Vacuum cleaners are interesting machines. They aren’t complicated at all — they’re basically just a motor attached to some tubes that draws air in and deposits it (and the dirt) into a bag or plastic container. They aren’t yet (the ones I have access to anyway) overly computerized, but when they break most people still just chuck them out and get new ones. This means that I wasn’t surprised the other day to find a relatively new-looking hand vacuum sitting outside someone’s apartment, in the free-if-you-want-it zone between fence and curb.

What’s most fun about opening up a broken machine is you never really know what’s gone wrong, or how to fix it. So (at the behest of friends and spouse) after carefully inspecting this little street-find for bedbugs and other unwanted critters, I went ahead and took it home and opened it up.

At first, the problem seemed to be pretty simple: when I turned it on, the brush wouldn’t roll, and the belt that turned the brush was missing. I went to the store and bought a package of two new belts (cost: $6) and some new bags for good measure, and came home. But when I put the belt in, I noticed that it still wasn’t spinning, and I was smelling a burning rubber smell, as well. Uh oh.

So I went back and pulled the whole thing as apart as I could get it. Then I started fiddling around. I got it mostly apart, and (with it unplugged, of course!) put my fingers in the rotor and started trying to spin it. Sure enough, it was stuck. I felt around, and found something rubber that seemed loose. A few seconds later, out popped the old belt, which had gotten sucked up in the motor’s fan when it broke. Voilà! I put it all back together, put on the bag, and swept up the carpet.

Okay, but so I fixed a little vacuum cleaner, so what? Well, Crawford would say that I spent a little time engaged in my environment, not as its master (or more rudely as the helpless baby that demands all objects serve me) but as its servant — understanding the “needs” of the machine, and bending my own will to solve its problems. Through this, I’m able to develop some humility and also be a more useful part of my environment.

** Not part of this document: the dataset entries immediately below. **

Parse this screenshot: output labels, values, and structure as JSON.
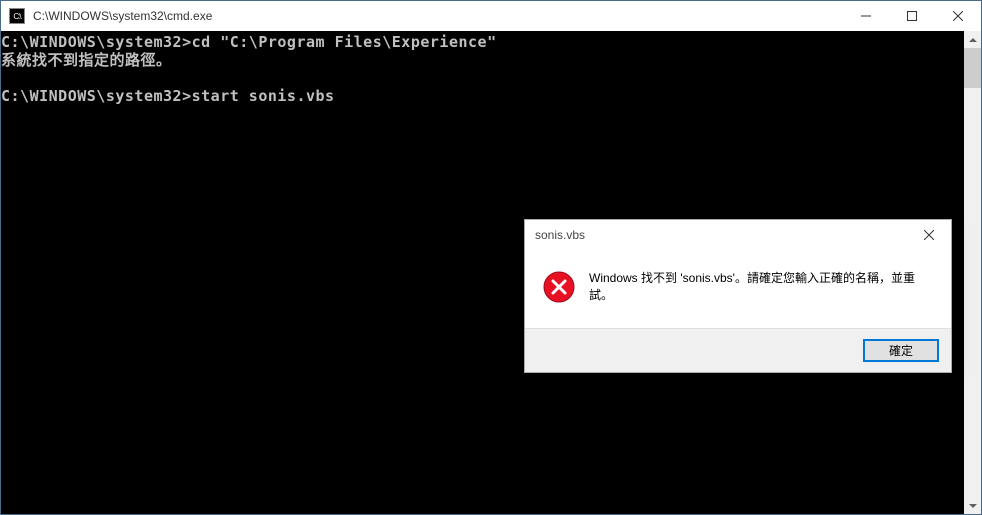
{
  "cmd": {
    "title": "C:\\WINDOWS\\system32\\cmd.exe",
    "icon_label": "C:\\",
    "lines": {
      "l1_prompt": "C:\\WINDOWS\\system32>",
      "l1_cmd": "cd \"C:\\Program Files\\Experience\"",
      "l2": "系統找不到指定的路徑。",
      "l3": "",
      "l4_prompt": "C:\\WINDOWS\\system32>",
      "l4_cmd": "start sonis.vbs"
    }
  },
  "dialog": {
    "title": "sonis.vbs",
    "message": "Windows 找不到 'sonis.vbs'。請確定您輸入正確的名稱，並重試。",
    "ok_label": "確定"
  }
}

That’s all fine and good, but mostly I like the feeling of success — a real, solid I-made-something-right kind of success. The kind that people might only get close to when solving video game puzzles anymore. Plus, I got a working vacuum cleaner for $6. Nice!